In reply to by mendigo

MrSteve Sat, 05/05/2018 - 20:51 Permalink

The narrative doesn’t even include Italian banks or Greek bonds anymore?? Venezuela is off the hook??? Is Illinois suddenly solvent???? 

Tubs Sat, 05/05/2018 - 21:12 Permalink

Can someone confirm if rising yields and inflation  are actually good for the dollar or not? Schiff says no,  textbooks say yes,  crystal ball says WTF.

lester1 Sat, 05/05/2018 - 21:17 Permalink

Why the hell would you buy the dollar when you know darn well the Fed will have to print money again in order to finance the budget deficit and entitlements?? 🤔

TheEndIsNear Sat, 05/05/2018 - 21:42 Permalink

"This 'net sell' will inevitably lead to higher interest rates in the US, as well as a stronger dollar. And once the 10-year yield reaches the 4% area,..." -- the US Treasury will no longer be able to service its debt to the Federal Reserve banking cartel and the US Treasury will hyper-inflate our currency, ushering in a depression the likes of which we have never seen with widespread starvation.

 

SH_Resurrected Sat, 05/05/2018 - 23:35 Permalink

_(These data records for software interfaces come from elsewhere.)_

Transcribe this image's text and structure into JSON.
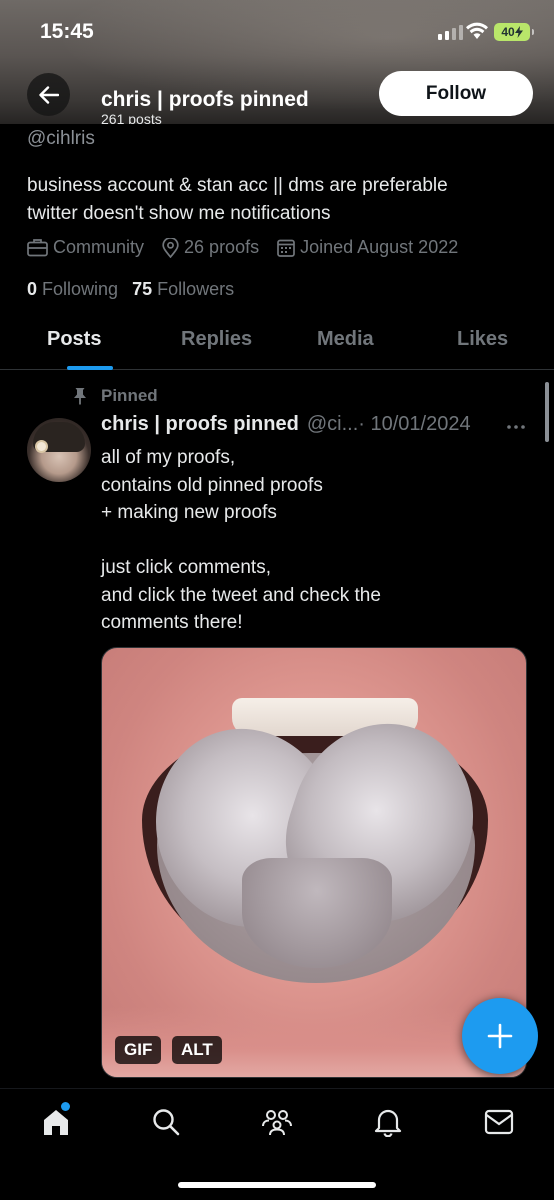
{
  "status_bar": {
    "time": "15:45",
    "battery": "40"
  },
  "header": {
    "name": "chris | proofs pinned",
    "post_count": "261 posts",
    "follow_label": "Follow"
  },
  "profile": {
    "handle": "@cihlris",
    "bio_lines": [
      "business account & stan acc || dms are preferable",
      "twitter doesn't show me notifications"
    ],
    "category": "Community",
    "location": "26 proofs",
    "joined": "Joined August 2022",
    "following_count": "0",
    "following_label": "Following",
    "followers_count": "75",
    "followers_label": "Followers"
  },
  "tabs": [
    {
      "label": "Posts",
      "active": true
    },
    {
      "label": "Replies",
      "active": false
    },
    {
      "label": "Media",
      "active": false
    },
    {
      "label": "Likes",
      "active": false
    }
  ],
  "post": {
    "pinned_label": "Pinned",
    "author_name": "chris | proofs pinned",
    "author_handle": "@ci...",
    "date": "· 10/01/2024",
    "more_icon": "more-icon",
    "text_lines": [
      "all of my proofs,",
      "contains old pinned proofs",
      "+ making new proofs",
      "",
      "just click comments,",
      "and click the tweet and check the",
      "comments there!"
    ],
    "media_badges": [
      "GIF",
      "ALT"
    ]
  },
  "colors": {
    "accent": "#1d9bf0",
    "background": "#000000",
    "muted": "#71767b",
    "text": "#e7e9ea"
  },
  "bottom_nav": [
    "home-icon",
    "search-icon",
    "communities-icon",
    "notifications-icon",
    "messages-icon"
  ]
}
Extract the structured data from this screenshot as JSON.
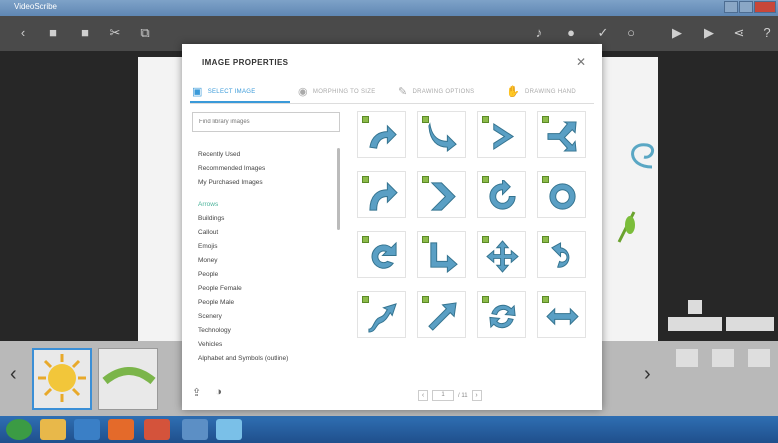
{
  "window": {
    "title": "VideoScribe"
  },
  "modal": {
    "title": "IMAGE PROPERTIES",
    "close_icon": "close-icon",
    "tabs": [
      {
        "label": "SELECT IMAGE",
        "icon": "image-icon",
        "active": true
      },
      {
        "label": "MORPHING TO SIZE",
        "icon": "eye-icon"
      },
      {
        "label": "DRAWING OPTIONS",
        "icon": "pencil-icon"
      },
      {
        "label": "DRAWING HAND",
        "icon": "hand-icon"
      }
    ],
    "search_placeholder": "Find library images",
    "sidebar": {
      "top": [
        "Recently Used",
        "Recommended Images",
        "My Purchased Images"
      ],
      "categories": [
        "Arrows",
        "Buildings",
        "Callout",
        "Emojis",
        "Money",
        "People",
        "People Female",
        "People Male",
        "Scenery",
        "Technology",
        "Vehicles",
        "Alphabet and Symbols (outline)"
      ],
      "active_category": "Arrows"
    },
    "grid_icons": [
      "curved-up-arrow",
      "curved-down-arrow",
      "chevron-right",
      "split-arrow",
      "curve-right-arrow",
      "chevron-thick-right",
      "rotate-arrow",
      "circle-ring",
      "u-turn-left",
      "elbow-down-right-arrow",
      "move-cross-arrows",
      "u-turn-right",
      "s-curve-arrow",
      "diagonal-up-arrow",
      "cycle-arrows",
      "double-horizontal-arrow"
    ],
    "pager": {
      "current": "1",
      "total": "/ 11"
    }
  },
  "colors": {
    "accent": "#3a9ad9",
    "arrow_fill": "#5a9fc4",
    "arrow_stroke": "#34738f",
    "category_active": "#4bb39a"
  }
}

WTF will NOT trigger the next systemic banking crisis?  ...seems like every other article posted on ZH addresses a different cause of the next banking/financial crisis.

 

 

turkey george palmer Sat, 05/05/2018 - 23:47 Permalink

To hear some tell it Chicago to California are bankrupt with pensions underfunded.

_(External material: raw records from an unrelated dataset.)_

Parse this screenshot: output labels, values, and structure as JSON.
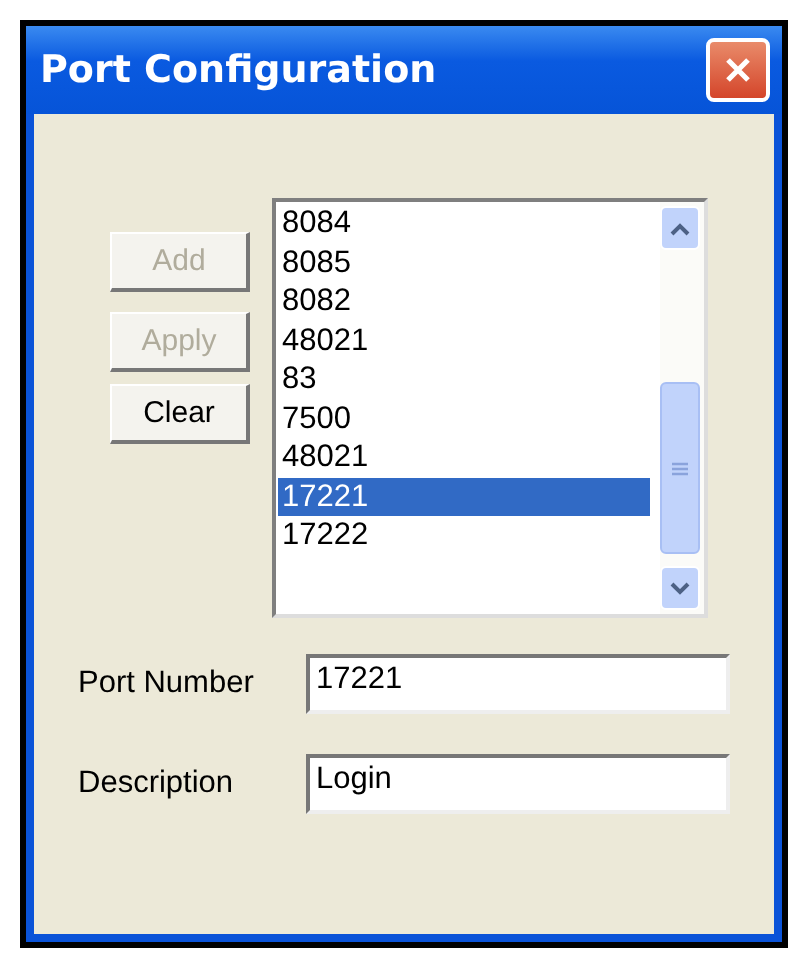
{
  "window": {
    "title": "Port Configuration"
  },
  "buttons": [
    {
      "label": "Add",
      "disabled": true
    },
    {
      "label": "Apply",
      "disabled": true
    },
    {
      "label": "Clear",
      "disabled": false
    }
  ],
  "ports": [
    {
      "label": "8084",
      "selected": false
    },
    {
      "label": "8085",
      "selected": false
    },
    {
      "label": "8082",
      "selected": false
    },
    {
      "label": "48021",
      "selected": false
    },
    {
      "label": "83",
      "selected": false
    },
    {
      "label": "7500",
      "selected": false
    },
    {
      "label": "48021",
      "selected": false
    },
    {
      "label": "17221",
      "selected": true
    },
    {
      "label": "17222",
      "selected": false
    }
  ],
  "fields": [
    {
      "label": "Port Number",
      "value": "17221"
    },
    {
      "label": "Description",
      "value": "Login"
    }
  ]
}
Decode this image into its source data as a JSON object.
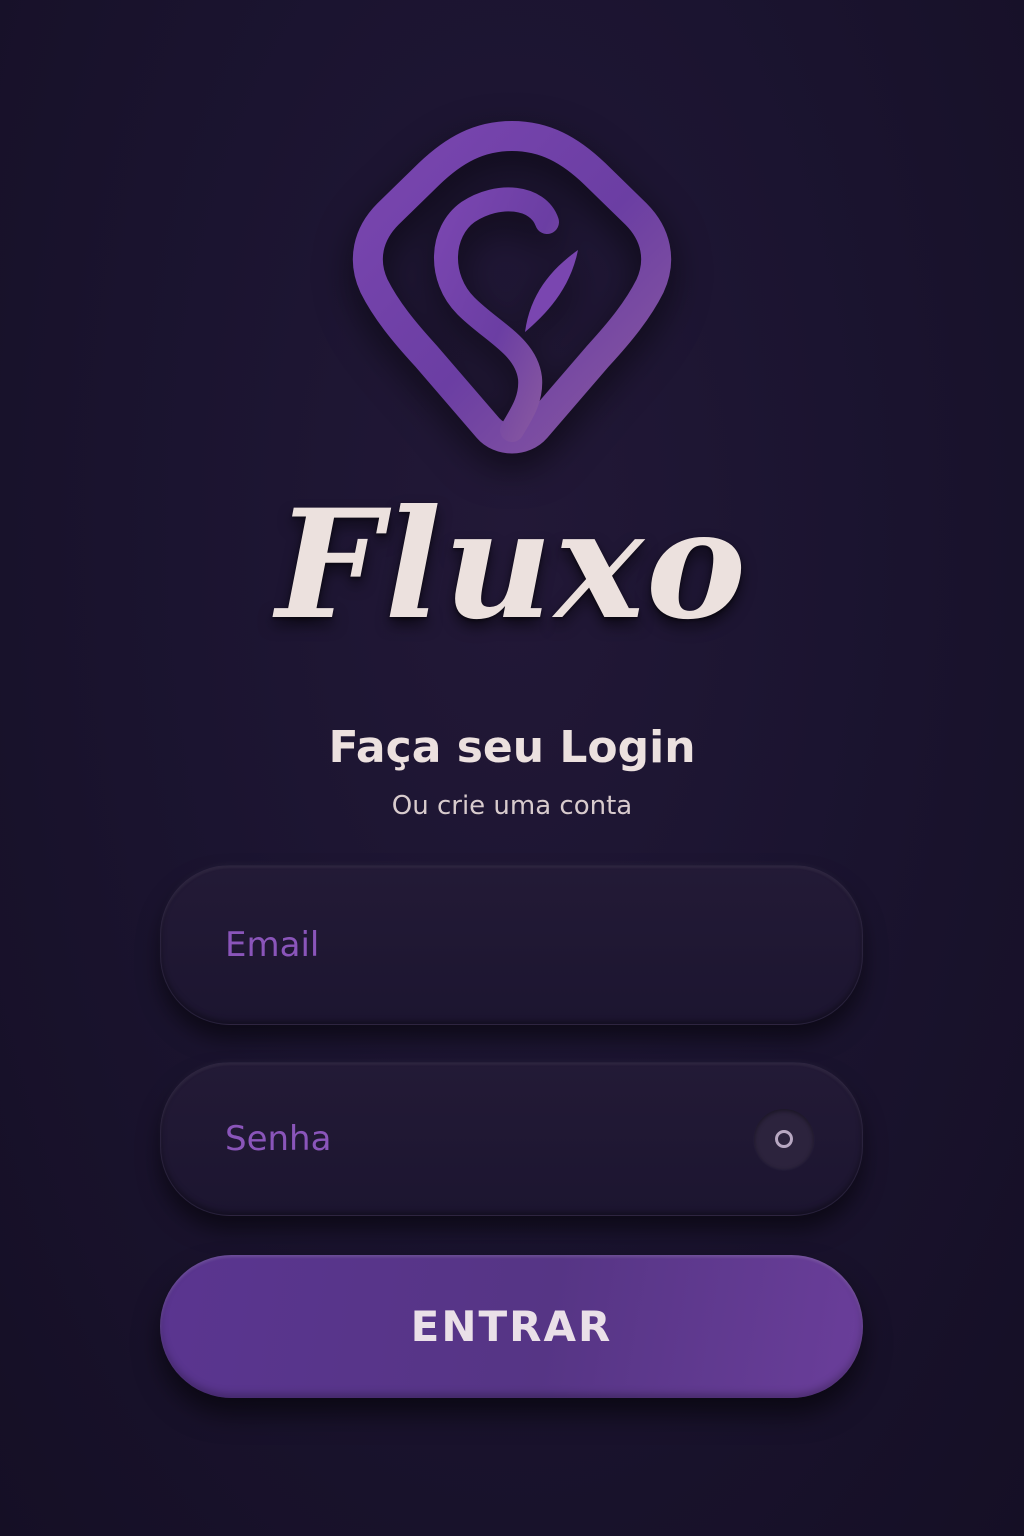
{
  "app": {
    "logo_icon": "fluxo-logo-icon",
    "wordmark": "Fluxo"
  },
  "login": {
    "title": "Faça seu Login",
    "subtitle": "Ou crie uma conta",
    "email": {
      "value": "",
      "placeholder": "Email"
    },
    "password": {
      "value": "",
      "placeholder": "Senha",
      "toggle_icon": "eye-toggle-icon"
    },
    "submit_label": "ENTRAR"
  },
  "colors": {
    "background": "#1b1430",
    "accent": "#6a3e9a",
    "placeholder": "#8a55ba",
    "text": "#ece1de"
  }
}
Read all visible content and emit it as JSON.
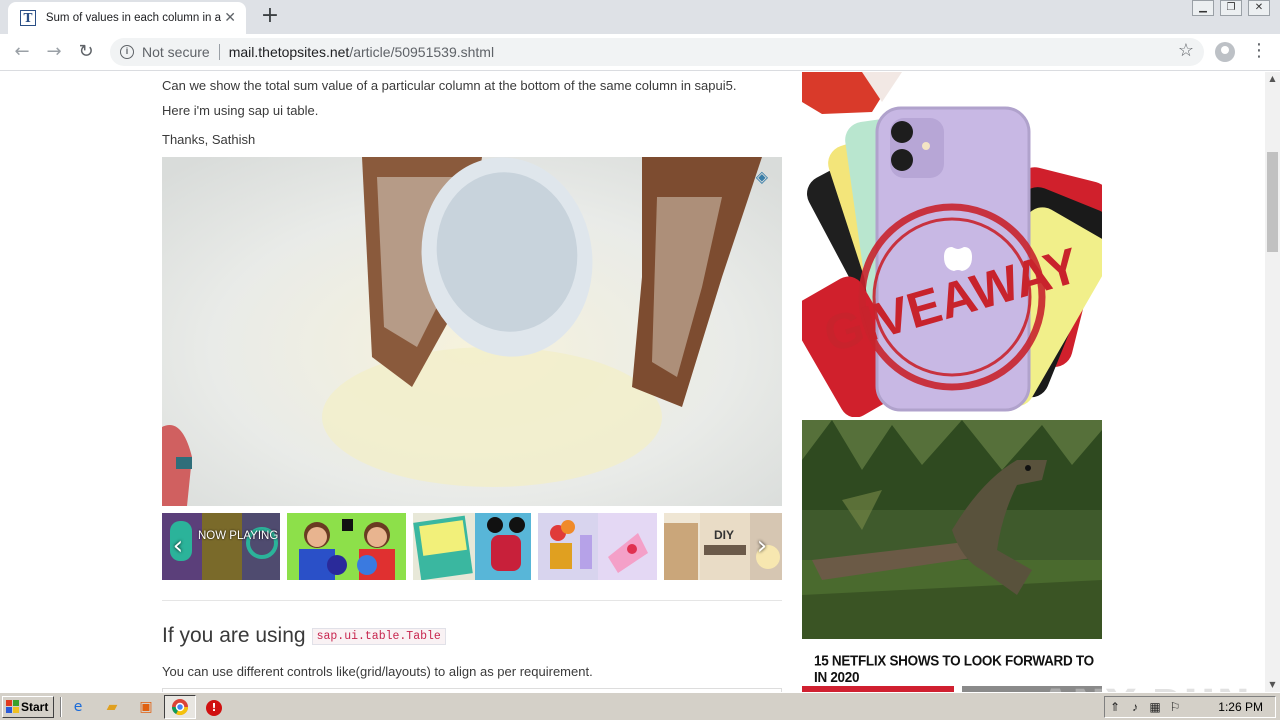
{
  "browser": {
    "tab_title": "Sum of values in each column in a table",
    "tab_favicon": "T",
    "new_tab": "+",
    "close": "✕",
    "url_security": "Not secure",
    "url_host": "mail.thetopsites.net",
    "url_path": "/article/50951539.shtml"
  },
  "article": {
    "question_line1": "Can we show the total sum value of a particular column at the bottom of the same column in sapui5.",
    "question_line2": "Here i'm using sap ui table.",
    "thanks": "Thanks, Sathish",
    "now_playing": "NOW PLAYING",
    "answer_heading": "If you are using",
    "answer_code": "sap.ui.table.Table",
    "answer_text": "You can use different controls like(grid/layouts) to align as per requirement."
  },
  "sidebar": {
    "ad1_stamp": "GIVEAWAY",
    "ad2_caption": "15 NETFLIX SHOWS TO LOOK FORWARD TO IN 2020"
  },
  "watermark": "ANY RUN",
  "taskbar": {
    "start_label": "Start",
    "clock": "1:26 PM"
  },
  "colors": {
    "video_bg": "#e6e8e6",
    "giveaway_red": "#c8232c",
    "taskbar_bg": "#d4d0c8"
  }
}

These rate increases would wipe pension funds into the red as bonds and equities drop.

When a local government goes bankrupt the Muni bond market will take a big hit as well. Add in commercial real estate collapsing and local tax base shrinking causing higher taxes to support schools and higher borrowing costs ruining the housing and auto industries.

No 4% is not ok it is full on societal collapse. Seriously the debt in such a case will likely just go down daily as no one will touch it. Even now gold has almost broken out as interest rates are rising. Don't bet we won't see 1500 this fall if not sooner. There will be waiting lists to buy silver and limits. These are things that have happened every fucking time in history. You'll give s SUV for a roto tiller if one could be found

oncemore1 Sun, 05/06/2018 - 03:18 Permalink

there is one other parameter in the equation: what if USG stops overspending and starts a sober domestic policy, cutting spending on 1000 mil. bases around the globe?

Goodsport 1945 Sun, 05/06/2018 - 04:59 Permalink

I still don't understand how the dollar can ever survive a $200 trillion+ national debt (based on accrual not cash based accounting) that keeps growing and can never be repaid.  Shorter term, yes, and a very good way to play ETF inverse dollar / gold relationships and then convert gains into real physical assets. 

Fahq Yuhaad Sun, 05/06/2018 - 06:05 Permalink

"successful call earlier this year that the US dollar would strengthen in the coming months "

Making a prediction with a random success probability of up to 50%?

Fuck off, Napier

 

 

 

TK69 Sun, 05/06/2018 - 09:36 Permalink

If foreign nations can't pay back us dollars then it would be the large financiers who suffer since most domestic banks lend locally nor are borrowing from big banks.

dogismycopilot Sun, 05/06/2018 - 09:58 Permalink

Yes, one thing people don't understand is that the rising interest rates are going to fuck hard the emerging markets - especially those that are linked to the USD.